“Great day to be a bow hunter!” … “I’m so lucky to be a bow hunter!” … I can’t tell you how many times I’ve mumbled those sayings over the last few weeks. But for whatever reason, as I get older I cherish the opportunity to climb a tree and participate in this sport I have loved for so many years. On the morning of October 27, I started my day out saying, “It feels like a good day to be a bow hunter!” And indeed it was!
With it being late October, I definitely wanted to focus in on sets with scrapes in and around the area. I went to a place I call the Park Oak. It’s the same set where I shot a 153 about three years ago with Aaron Bennett filming me following a long day in the rain. At first light, I looked around in areas where I had seen scrapes in the past. Limbs that once hung down low were broken and the ground ripped to shreds. This sight put a big smile on my face!
Shortly after, the first buck of the morning appeared. A 130 inch three year old eight-point came in and worked a scrape at thirty yards. From then until 8:30, we never had a single second where we could not see a buck somewhere around us. They seemed to be in the mood to not move far. They were working scrapes and checking does, but hung in the area all morning.
At 8:00, a new doe came flying through the draw just north of us. She ran right past a two year old who was just standing there. He immediately turned and looked on her back trail. For the next twenty minutes, the two year old stood there staring. I knew in my mind there must be a buck there, but didn’t know anything about him. Finally, the two year old sheepishly walked to the north. His body posture indicated to me he was fearful. Shortly thereafter, I heard the

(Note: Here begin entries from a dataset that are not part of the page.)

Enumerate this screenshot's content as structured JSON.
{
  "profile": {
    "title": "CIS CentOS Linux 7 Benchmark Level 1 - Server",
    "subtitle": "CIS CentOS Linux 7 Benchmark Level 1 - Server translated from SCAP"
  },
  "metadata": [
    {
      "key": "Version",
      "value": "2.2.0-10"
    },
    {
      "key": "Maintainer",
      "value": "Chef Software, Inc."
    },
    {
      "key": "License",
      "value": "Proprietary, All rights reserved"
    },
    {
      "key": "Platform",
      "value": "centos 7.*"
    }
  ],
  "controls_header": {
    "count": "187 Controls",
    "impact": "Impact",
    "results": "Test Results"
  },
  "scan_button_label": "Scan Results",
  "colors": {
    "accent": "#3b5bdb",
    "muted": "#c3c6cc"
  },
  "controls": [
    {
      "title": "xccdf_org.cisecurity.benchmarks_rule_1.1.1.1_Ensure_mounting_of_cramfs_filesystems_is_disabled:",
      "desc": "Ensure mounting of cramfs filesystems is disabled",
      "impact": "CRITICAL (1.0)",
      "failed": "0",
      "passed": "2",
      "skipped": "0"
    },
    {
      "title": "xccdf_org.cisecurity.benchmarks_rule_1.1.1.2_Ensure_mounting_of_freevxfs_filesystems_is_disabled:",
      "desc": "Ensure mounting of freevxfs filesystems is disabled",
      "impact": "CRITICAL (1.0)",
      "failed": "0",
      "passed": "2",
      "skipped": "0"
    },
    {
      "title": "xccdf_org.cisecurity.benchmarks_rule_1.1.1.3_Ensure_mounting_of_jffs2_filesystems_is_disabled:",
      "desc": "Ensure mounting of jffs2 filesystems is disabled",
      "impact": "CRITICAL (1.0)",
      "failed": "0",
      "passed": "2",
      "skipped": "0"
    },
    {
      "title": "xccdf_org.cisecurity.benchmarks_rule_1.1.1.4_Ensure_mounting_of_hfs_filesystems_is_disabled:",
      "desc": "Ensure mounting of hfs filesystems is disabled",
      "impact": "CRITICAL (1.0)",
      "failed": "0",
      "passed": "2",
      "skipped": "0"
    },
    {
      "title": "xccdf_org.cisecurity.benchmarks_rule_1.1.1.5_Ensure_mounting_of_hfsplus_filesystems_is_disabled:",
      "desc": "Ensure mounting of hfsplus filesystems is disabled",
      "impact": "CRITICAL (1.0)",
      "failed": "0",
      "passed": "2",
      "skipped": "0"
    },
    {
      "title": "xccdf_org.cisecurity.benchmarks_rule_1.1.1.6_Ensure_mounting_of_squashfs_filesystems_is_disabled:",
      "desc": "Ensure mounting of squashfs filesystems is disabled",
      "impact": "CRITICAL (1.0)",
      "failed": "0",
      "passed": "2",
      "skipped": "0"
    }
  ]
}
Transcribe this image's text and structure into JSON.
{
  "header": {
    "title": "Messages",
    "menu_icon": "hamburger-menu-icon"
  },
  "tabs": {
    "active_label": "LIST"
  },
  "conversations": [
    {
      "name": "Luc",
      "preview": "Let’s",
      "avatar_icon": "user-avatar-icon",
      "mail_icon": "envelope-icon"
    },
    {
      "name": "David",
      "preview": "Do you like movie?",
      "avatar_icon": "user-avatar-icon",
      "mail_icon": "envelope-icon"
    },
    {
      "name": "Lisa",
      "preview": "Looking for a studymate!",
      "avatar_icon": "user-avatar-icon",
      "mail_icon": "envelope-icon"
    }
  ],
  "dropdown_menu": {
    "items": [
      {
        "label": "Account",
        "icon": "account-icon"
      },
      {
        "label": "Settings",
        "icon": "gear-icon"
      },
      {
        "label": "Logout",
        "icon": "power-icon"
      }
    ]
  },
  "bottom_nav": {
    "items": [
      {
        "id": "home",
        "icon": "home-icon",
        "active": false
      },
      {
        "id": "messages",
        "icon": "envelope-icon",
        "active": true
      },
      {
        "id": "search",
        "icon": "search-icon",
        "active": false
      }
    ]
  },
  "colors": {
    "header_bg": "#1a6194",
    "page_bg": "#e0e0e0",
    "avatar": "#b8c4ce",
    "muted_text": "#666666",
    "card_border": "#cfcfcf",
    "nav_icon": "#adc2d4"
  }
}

distinct sound of antlers. I couldn’t tell if it was sparing or rubbing. All I knew is that it was close!
I looked up at cameraman Tim Young and confirmed it was definitely antlers rubbing. As he grabbed the camera, I pulled out the final prototype of the new MAD Hyper Growl. I started breathing intensely, hyper growling, growling, and snort wheezing – all in about a fifteen second sequence. I put the call away and grabbed my bow as I always do in anticipation of a buck’s approach. Seconds after grabbing my bow, and with the cameras still running, I looked up to see
a giant headed straight towards us from where the sounds of rubbing occurred. The buck walked in as if he was a year and half. He made his way through a wide-open lane from forty-five yards all the way to twenty-five. He turned to give me a dead broadside shot. I must have been a little nervous when I shot because I hit him a little back. The arrow was definitely in the ribs, but I was certain I hit liver.
We backed out, looked at the footage, and decided to wait. After the appropriate time we went back to track him, and I am glad we waited. The blood trail led to his first bed. We continued the trail to his second bed where we found the deer – and he was still warm.
This deer got the name “Treat” because I encountered him last year on Halloween morning before I killed Chiquita. I’m guessing him to be at least four and a half, but by all indications, he is likely five or older. Since last year, he blew from about 165 to 195 1/8! This is my largest typical whitetail ever, and ties my all time best.
Yup, sure was a great day to be a bow hunter. Good luck to everyone! The movement has started!